The ricin attack this week on President Obama and U.S. Sen. Roger Wicker, R-Miss., were thwarted by advances in detection technology -- but can similar tech protect ordinary folk from this sort of attack?
Sandia National Laboratories has been quietly working to extend detection tech to the everyday arena in our nation’s defense against bioterrorism.
"We're not just going to wait for the next anthrax letter incident to happen for our devices to be used and tested,” said Sandia's biological science and technology group senior manager Anup Singh.
His team developed a new tech called SpinDx to quickly identify dangerous bioweapons: a portable device that allows first responders, your local doctor’s office and hospitals to quickly run tests for them.
SpinDx is sort of like a lab in an inches-long, 2-pound plastic cube. Combatting both man-made attacks and threats that erupt from nature, it will be able to rapidly identify a range of biothreats including ricin, shiga, botulinum and SEB toxin from just a single drop of blood.
Get the strike fighter experience in Latin America at the LAAD 2013 defense show
Suspect arrested in connection with poison letters, tests show substance 'absolutely' ricin
Where to buy aircraft carriers, missiles and Glocks in Rio
Korean conflict could nuke your next phone, experts say
Hacking airplanes in flight? I did that a year ago, Brad 'RenderMan' Haines says
With a four year funding grant of $4 million from the National Institute of Allergy and Infectious Diseases (part of the National Institutes of Health), the team will advance this research and take it to the next level.
“We want [SpinDx] to be useful for other things as well, like infectious diseases," Anup said.
How does it work?
SpinDX works sort of like a CD player: It spins a disposable plastic disc containing the test reagents. The discs allow the first responder to test for a wide suite of threats in as little as 15 minutes. Ordinary testing for toxic substances can take days and dollars, and requires highly skilled personnel.
What if terrorists targeted water or food supplies? This very same tech can be used to quickly work out whether food or water has been contaminated with toxins, viruses or bacteria.
Once approved by the Food and Drug Administration and made available to the public, SpinDX could be a key tool in emergency rooms.
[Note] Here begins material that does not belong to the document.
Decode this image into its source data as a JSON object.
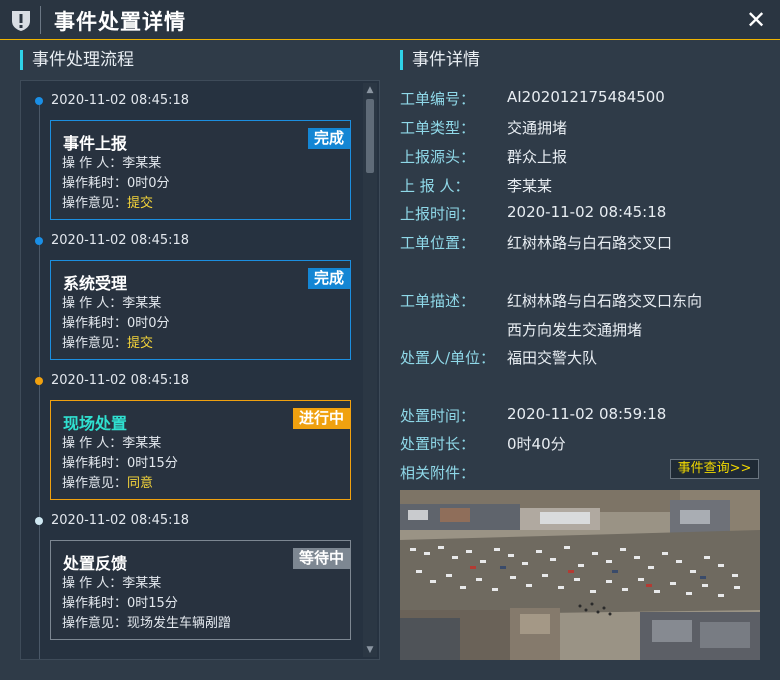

Ballet dancer turned defense specialist Allison Barrie has traveled around the world covering the military, terrorism, weapons advancements and life on the front line. You can reach her at firstname.lastname@example.org or follow her on Twitter @Allison_Barrie.
Allison Barrie consults at the highest levels of defense, has travelled to more than 70 countries, is a lawyer with four postgraduate degrees and now the author of the new book "Future Weapons: Access Granted" covering invisible tanks through to thought-controlled fighter jets. You can click here for more information on FOX Firepower columnist and host Allison Barrie and you can follow her on Twitter @allison_barrie.